Writer/director Paul Thomas Anderson has been on such a long, productive run (“Boogie Nights,” “Magnolia,” “There Will Be Blood,” “The Master”) that it was inevitable he’d mess up one day.
While you can’t categorize “Inherent Vice” as an outright disaster, it spends an awful lot of time going nowhere in particular. Mostly it spreads around lots of stoner whimsey while wasting the efforts of a terrific cast.
It’s overlong, underpopulated with anything like real characterizations and — perhaps most frustrating of all — it’s a mystery yarn so uninvolving that 10 minutes after seeing it I could no longer recall who dunnit…or what they done.
Critics describe Inherent Vice as the most reader friendly of Thomas Pynchon’s dense, hallucinogenic novels.
As compared to what? A trigonometry textbook?
It’s a riff on the classic L.A. detective yarn, set in the late 1960s and offering as our private eye protagonist a ganja-addled, sandal-wearing doofus.
“Doc” Sportello (Joaquin Phoenix, sleepy-eyed and moving at half speed) is a beach-dwelling sleuth with offices in a free health clinic. He’s visited one night by his former girlfriend, Shasta (Katherine Waterston), a one-time flower-power love bunny who is now the mistress of the ruthless Wolfmann (Eric Roberts), L.A.’s most celebrated real estate developer.
Shasta tearfully asks Doc’s help in stopping a conspiracy by Wolfmann’s wife and her lover to have him committed to a mental institution. Doc — who for all his pharmaceutical excesses works to maintain his integrity — assents for old time’s sake.

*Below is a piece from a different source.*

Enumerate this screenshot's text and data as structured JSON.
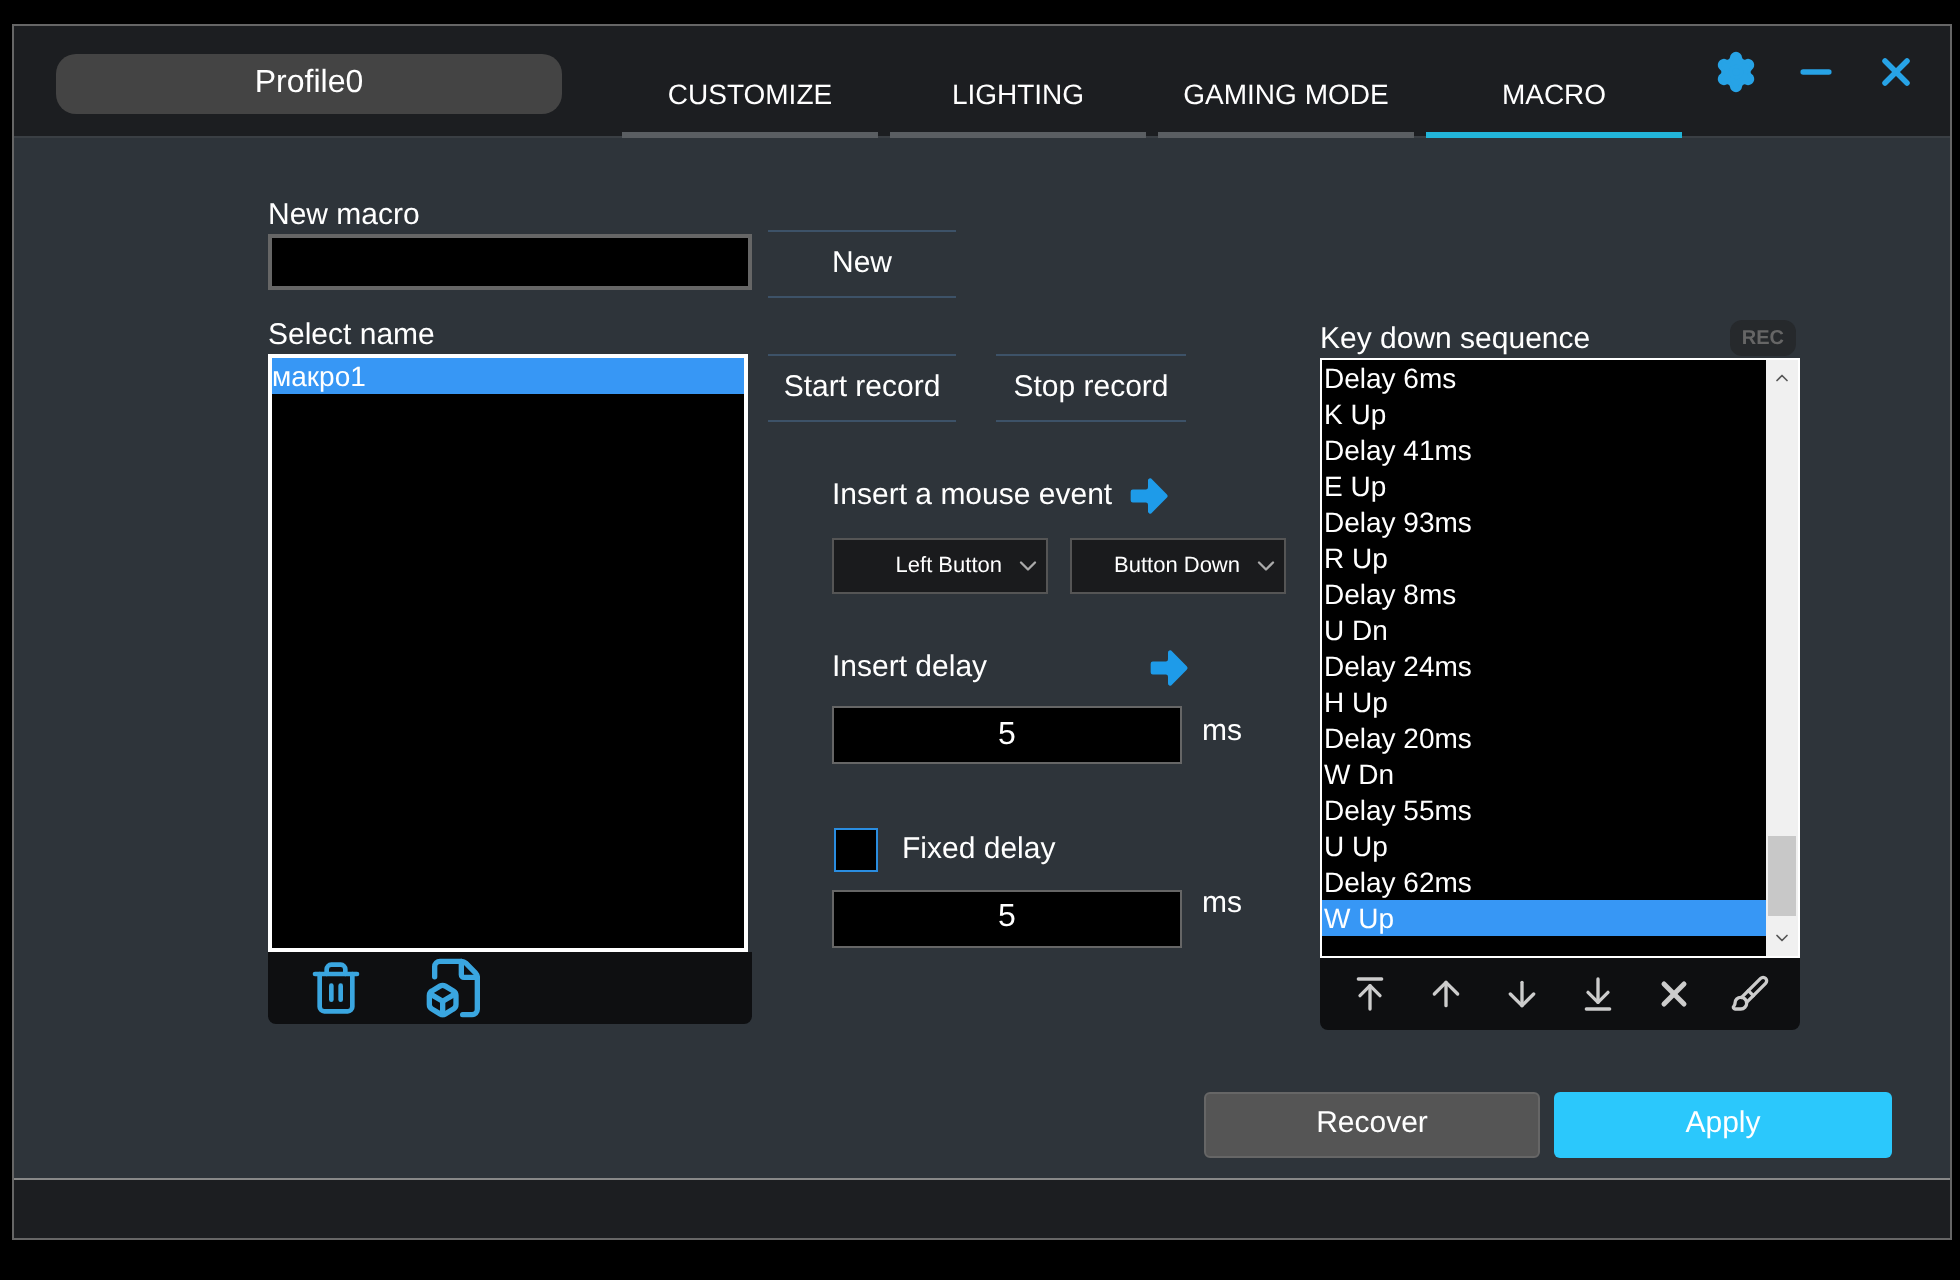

But then both Wolfmann and Shasta go missing, and Doc finds himself dealing with coke-snorting dentist Rudy Blatnoyd (Martin Short), killer Adrian Prussia (Peter McRobbie), and a sax-playing junkie (Owen Wilson) who was declared dead but is now back among the living. Not to mention the Golden Fang, a vast drug-smuggling cartel.
Periodically Doc crosses paths with his longtime nemesis “Bigfoot” Bjornson (a movie-stealing Josh Brolin), a thick-necked, flat-topped LA police detective who hates hippies and never wastes an opportunity to violate a civil right. Bigfoot spends much of his time fellating a frozen chocolate-dipped banana.
Our man also hobnobs with his lawyer (Benicio del Toro) and his current squeeze, a junior D.A. (Reese Witherspoon).
Some individual scenes in “Inherent Vice” are mildly diverting, with a sort of off-kilter “Big Lebowski” goofiness. Alas, it doesn’t last.
The recreation of Sixties’ Los Angeles is practically documentary, from Doc’s world-class muttonchop whiskers to his lime-green telephone and costuming choices that instantly identify characters as part of the dropout or square worlds.
The soundtrack is heavy on trippy, acid-inspired doodling.
But Anderson has given us a meandering, shaggy-dog story that never grabs our interest and which simply dribbles away beneath a cloud of cannibis smoke.